Chris Ives, a former camper at The Watershed Nature Camp from 1991-1995, recalls picking wild blueberries and then consuming a stack of blueberry pancakes on an overnight camp trip in the Pine Barrens.
Raised in Belle Mead, he remembers other childhood experiences at the Watershed that sparked his interest in the outdoors, such as listening for night owls on the reserve. He also delighted in netting critters in the Stony Brook and, on another camp trip, hiking a section of the Appalachian Trail in the Delaware Water Gap.
“Even though my parents were somewhat outdoorsy as far as central New Jersey goes, I was usually surrounded by houses” in suburban Montgomery Township, he said. “Just the openness and world of nature was revealed to me at camp and I discovered there was much more to explore.”
Today, Chris works in the field of wildland firefighting as a squad leader on a 20-person interagency hotshot crew in Durango, Colo.

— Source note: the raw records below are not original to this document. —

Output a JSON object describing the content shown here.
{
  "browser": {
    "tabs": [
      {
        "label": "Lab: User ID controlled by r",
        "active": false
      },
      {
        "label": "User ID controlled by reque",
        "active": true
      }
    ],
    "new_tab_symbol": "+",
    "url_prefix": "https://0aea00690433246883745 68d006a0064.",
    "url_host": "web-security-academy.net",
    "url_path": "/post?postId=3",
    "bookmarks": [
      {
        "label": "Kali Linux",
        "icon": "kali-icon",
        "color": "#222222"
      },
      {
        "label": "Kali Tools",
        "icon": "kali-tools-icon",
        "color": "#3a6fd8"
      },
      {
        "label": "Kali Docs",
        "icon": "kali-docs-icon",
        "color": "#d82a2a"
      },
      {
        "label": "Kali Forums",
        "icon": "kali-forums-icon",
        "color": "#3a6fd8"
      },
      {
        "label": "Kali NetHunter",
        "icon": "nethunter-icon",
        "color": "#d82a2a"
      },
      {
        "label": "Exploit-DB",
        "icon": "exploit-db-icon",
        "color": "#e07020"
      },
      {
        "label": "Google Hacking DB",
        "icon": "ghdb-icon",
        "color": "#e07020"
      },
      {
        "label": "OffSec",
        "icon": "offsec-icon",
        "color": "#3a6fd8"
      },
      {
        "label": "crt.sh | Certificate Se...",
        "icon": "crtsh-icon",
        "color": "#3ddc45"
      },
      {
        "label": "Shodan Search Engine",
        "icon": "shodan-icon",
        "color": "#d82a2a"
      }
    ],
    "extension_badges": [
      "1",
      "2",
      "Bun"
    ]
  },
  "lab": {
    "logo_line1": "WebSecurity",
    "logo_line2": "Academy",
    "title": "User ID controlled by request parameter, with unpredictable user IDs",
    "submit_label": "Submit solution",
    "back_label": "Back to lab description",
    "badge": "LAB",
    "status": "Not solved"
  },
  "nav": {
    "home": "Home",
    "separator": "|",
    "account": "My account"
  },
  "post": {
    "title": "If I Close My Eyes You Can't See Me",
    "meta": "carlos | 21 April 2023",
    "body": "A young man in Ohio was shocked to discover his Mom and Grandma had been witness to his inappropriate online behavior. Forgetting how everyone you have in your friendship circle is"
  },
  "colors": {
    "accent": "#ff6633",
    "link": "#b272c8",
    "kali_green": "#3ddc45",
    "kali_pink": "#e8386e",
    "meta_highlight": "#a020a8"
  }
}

The 36-year-old credits the Watershed for fostering his love of the wilderness and starting him on his career trajectory.
His Watershed experiences “had such a huge influence on me and were instrumental in making me the person I am today; my love of nature, my environmental ethic and my desire to work with others in the outdoors,” he said.
After graduation in 2005 from Kings College in Pennsylvania, Chris, who is an Eagle Scout, worked for four years at Philmont Scout Ranch, a large Rocky Mountain ranch run by the Boy Scouts of America in Cimarron, NM. He did trail building, restoration projects and environmental education with the Boy Scouts where he taught them about native flora, fire ecology and wildlife ecology. During the winters, he started working for the Conservation Corps doing trail building and forest thinning with a chainsaw. He then landed a position on a hotshot crew in Apache-Sitgreaves National Forest in Heber-Overgaard, Ariz., doing prevention and controlled burns for fire suppression and combating large wildfires.
The hotshot crew work “is mentally tough because one minute you’re in a holding pattern waiting for things to play out and the next minute you’re going 90-miles-an-hour,” he said.
After working in wildland fires and Conservation Corps, Chris had many questions and felt “powerless to shape some of the policies and decisions.” He decided to get a master’s degree in forestry, graduating in 2016 from Northern Arizona University in Flagstaff.
He did research work on fire mosses, a trio of pioneer species that colonize well in areas after high-severity burns. His work, which landed a feature spot in NPR’s Earth Notes, explored the use of these mosses as tools for post-fire restoration. He hoped to figure out how to colonize these plants after a wildland fire because the plant’s roots retain moisture, stabilize the soil and help a succession of grasses, shrubs, and trees restore the land. https://www.knau.org/post/earth-notes-after-fire-pioneer-plants
After graduate school, Chris returned to firefighting in the leadership position of squad leader, both in Arizona and currently in Durango.
“Eventually I would like to get back into the ecology and preventative side of things. Being a squad leader on a hotshot crew builds strong fire management skills and I wanted that field experience,” he said. “There is a big disconnect between researchers and practitioners on the ground. I’ve tried over the course of my career to bridge that gap.”
He speaks with students and groups interested in the Conservation Corps, drawing from his memories of exploring the outdoors at the Watershed.
“I am glad I had those early experiences at camp because it definitely put me on this trajectory. And I guess I wouldn’t have known any of that was out there.”